We know that people of many nationalities have seized the opportunity to enter Lithuania. Who did you come across?
We at ESTPOL5 met Syrians, Iraqis and migrants from several African regions. It was a colorful bunch, while people from Iraq and Africa dominated the scene.
Describe the average illegal immigrant you had to guard?
Men were clearly dominant when we arrived in Lithuania. Gradually, the focus shifted. The longer we were there, the more families and Iraqis we saw.
How many when compared to individuals?
It is difficult to say because we did not keep count. The number of migrants in our camp changed every day, while the relative importance of families grew visibly.

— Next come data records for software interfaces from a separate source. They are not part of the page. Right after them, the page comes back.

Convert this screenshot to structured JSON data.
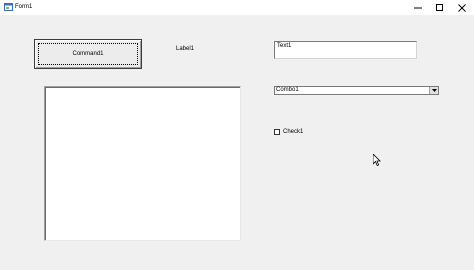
{
  "window": {
    "title": "Form1",
    "controls": [
      "minimize-icon",
      "maximize-icon",
      "close-icon"
    ]
  },
  "form": {
    "command_button": "Command1",
    "label": "Label1",
    "text_box": "Text1",
    "combo_box": "Combo1",
    "check_box": "Check1",
    "check_box_checked": false
  },
  "colors": {
    "form_background": "#f0f0f0",
    "titlebar_background": "#ffffff"
  }
}
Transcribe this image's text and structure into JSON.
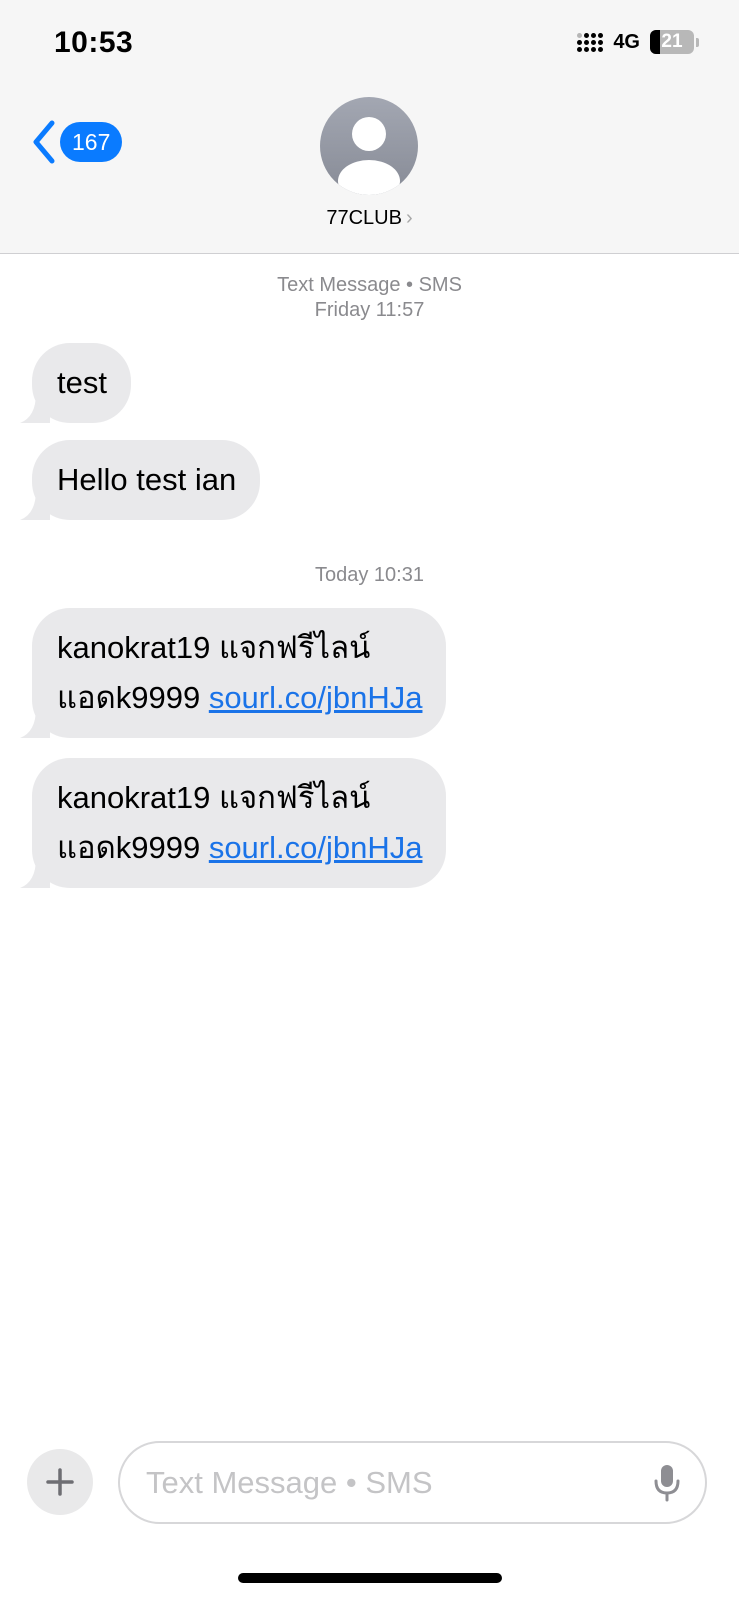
{
  "status_bar": {
    "time": "10:53",
    "network": "4G",
    "battery": "21",
    "battery_level": 0.21
  },
  "header": {
    "back_badge": "167",
    "contact_name": "77CLUB",
    "accent_color": "#0a7bff"
  },
  "thread": {
    "timestamp_1_line1": "Text Message • SMS",
    "timestamp_1_line2": "Friday 11:57",
    "timestamp_2": "Today 10:31",
    "messages": [
      {
        "text": "test"
      },
      {
        "text": "Hello test ian"
      },
      {
        "line1": "kanokrat19 แจกฟรีไลน์",
        "line2_prefix": "แอดk9999 ",
        "link": "sourl.co/jbnHJa"
      },
      {
        "line1": "kanokrat19 แจกฟรีไลน์",
        "line2_prefix": "แอดk9999 ",
        "link": "sourl.co/jbnHJa"
      }
    ]
  },
  "composer": {
    "placeholder": "Text Message • SMS",
    "add_icon": "plus-icon",
    "mic_icon": "microphone-icon"
  }
}
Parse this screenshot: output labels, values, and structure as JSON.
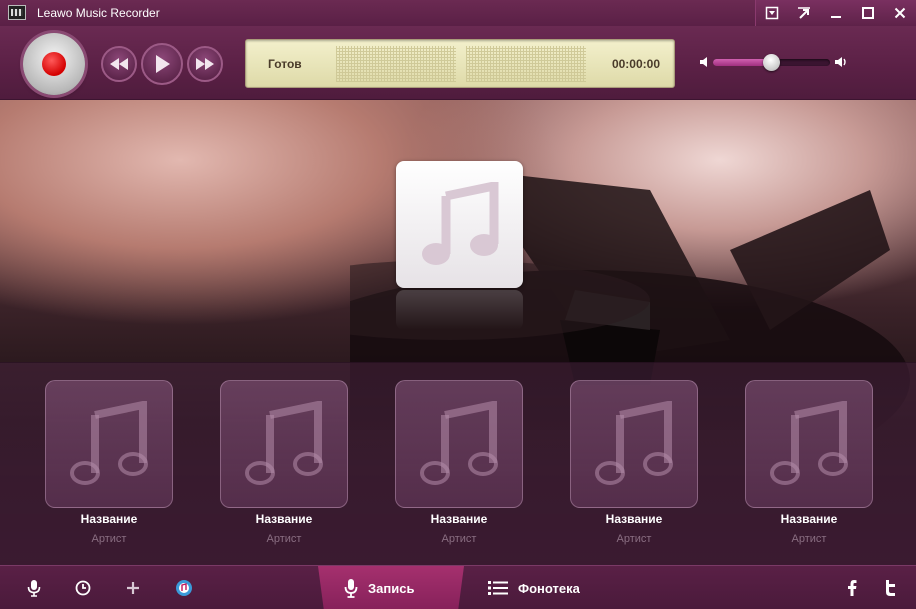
{
  "window": {
    "title": "Leawo Music Recorder"
  },
  "window_controls": [
    "menu-icon",
    "mini-mode-icon",
    "minimize-icon",
    "maximize-icon",
    "close-icon"
  ],
  "status": {
    "text": "Готов",
    "time": "00:00:00"
  },
  "volume": {
    "level": 0.5
  },
  "tracks": [
    {
      "title": "Название",
      "artist": "Артист"
    },
    {
      "title": "Название",
      "artist": "Артист"
    },
    {
      "title": "Название",
      "artist": "Артист"
    },
    {
      "title": "Название",
      "artist": "Артист"
    },
    {
      "title": "Название",
      "artist": "Артист"
    }
  ],
  "tabs": {
    "record": "Запись",
    "library": "Фонотека"
  },
  "colors": {
    "accent": "#a5306e",
    "frame": "#5a2046",
    "lcd": "#eae6ba",
    "record": "#d40000"
  }
}
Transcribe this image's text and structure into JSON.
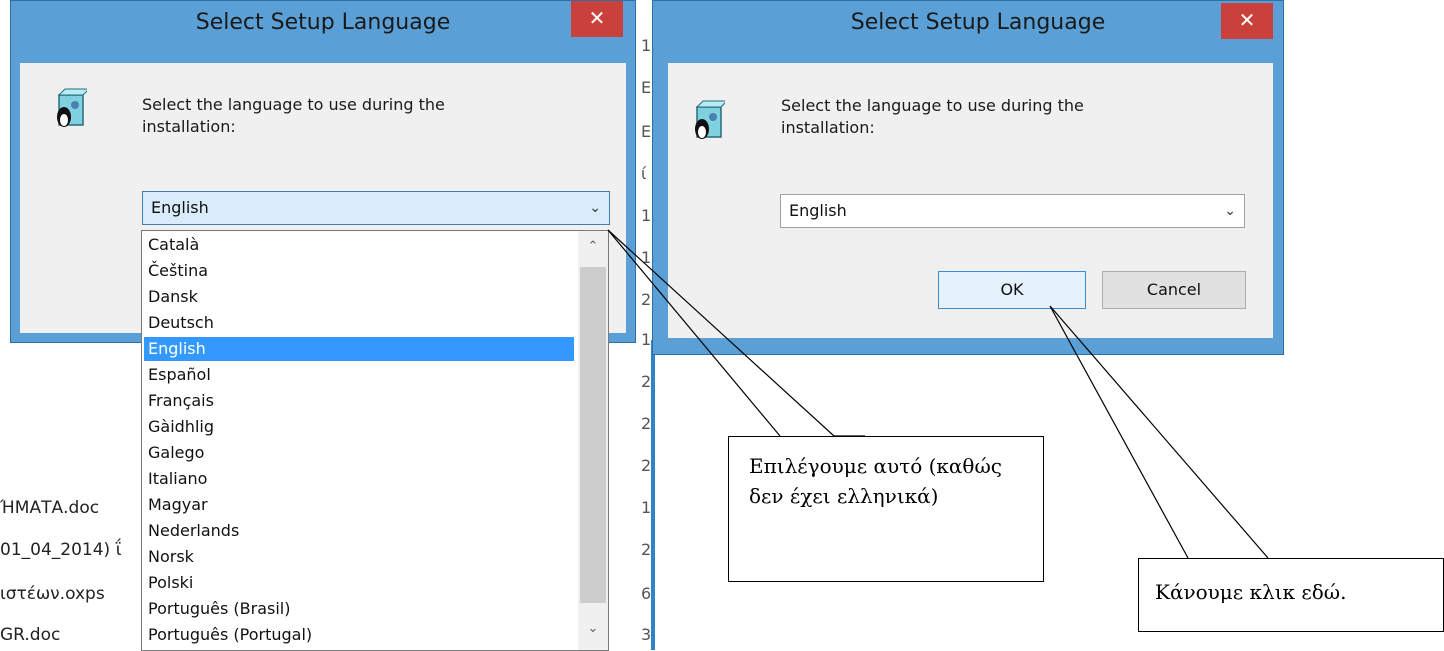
{
  "background": {
    "files": [
      "ΉΜΑΤΑ.doc",
      "01_04_2014) ΐ",
      "ιστέων.oxps",
      "GR.doc"
    ],
    "column_digits": [
      "1",
      "Ε",
      "Ε",
      "ί",
      "1",
      "1",
      "2",
      "1",
      "2",
      "2",
      "2",
      "1",
      "2",
      "6",
      "3"
    ]
  },
  "dialog1": {
    "title": "Select Setup Language",
    "close_glyph": "✕",
    "prompt": "Select the language to use during the installation:",
    "combo_value": "English",
    "combo_arrow": "⌄",
    "dropdown": {
      "items": [
        "Català",
        "Čeština",
        "Dansk",
        "Deutsch",
        "English",
        "Español",
        "Français",
        "Gàidhlig",
        "Galego",
        "Italiano",
        "Magyar",
        "Nederlands",
        "Norsk",
        "Polski",
        "Português (Brasil)",
        "Português (Portugal)"
      ],
      "selected": "English",
      "scroll_up_glyph": "⌃",
      "scroll_down_glyph": "⌄"
    }
  },
  "dialog2": {
    "title": "Select Setup Language",
    "close_glyph": "✕",
    "prompt": "Select the language to use during the installation:",
    "combo_value": "English",
    "combo_arrow": "⌄",
    "ok_label": "OK",
    "cancel_label": "Cancel"
  },
  "callouts": {
    "choose_this": "Επιλέγουμε αυτό (καθώς δεν έχει ελληνικά)",
    "click_here": "Κάνουμε κλικ εδώ."
  },
  "colors": {
    "title_bar": "#5aa0d6",
    "close_button": "#c9413a",
    "selection": "#3399ff",
    "dialog_client": "#f0f0f0"
  },
  "icons": [
    "setup-penguin-icon",
    "close-icon",
    "chevron-down-icon",
    "scroll-up-icon",
    "scroll-down-icon"
  ]
}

It has been suggested in the press that most migrants are young men who are by themselves. Is that true?
As far as I have seen. Men seem to outnumber women.
How did the immigrants behave themselves? For example, Punamäe reports that their conduct was quite theatrical in the camp he visited. People collapsed in front of the camera and said they had chest or leg pains.
Yes, such incidents did happen. They attempted manipulation, likely to get more attention. They also wanted their phones returned to them so they could call relatives. Things were largely calm in our camp. Especially towards the end of our rotation when single men no longer dominated. Families tend to make fewer demands and avoid protesting.
Why was it necessary to confiscate phones?
So they could not reach out to their home countries and urge other migrants to make the journey.
What did people say in terms of why they were in Lithuania and what they want?
They were quite tongue-tied and maintained that they are better off in Europe than in their homeland where the situation is bad.
Was it a rehearsed answer repeated by everyone?
I can make no such claim. It was clear that the language barrier made it difficult for them to say more in terms of what was so bad at home. People said there was war and bombings.
Did you notice different behavior based on nationality?
The Africans tended to be calmer. They definitely included people of modest education and experience. The Iraqis were more pretentious.
Were there any attempts to escape from camp?
We heard of no such incidents in our camp.
Migrants showed my colleague Sander Punamäe water meant for washing that they claimed was their drinking water and complained of poor conditions. What about the situation at your camp?
There were few complaints. People mainly wanted the return of their phones and there were some complaints over the quality of food.
Did you see what they were given?
Would you also complain about such food?
That is a good question as it is very hard for me to put myself in their position in terms of where they have come from and why. I believe it is up to the individual to decide whether the food deserved complaint.
What can Estonia learn from Lithuania’s experience?
We have a lot to learn as concerns preparations. How to prepare for such situations and how to handle such small matters as accommodation, catering and medical care of migrants.
What did your Lithuanian colleagues tell you when you left?
They thanked us for our contribution and experience and for teaching them a few things we do differently. They were very glad for the cooperation opportunity.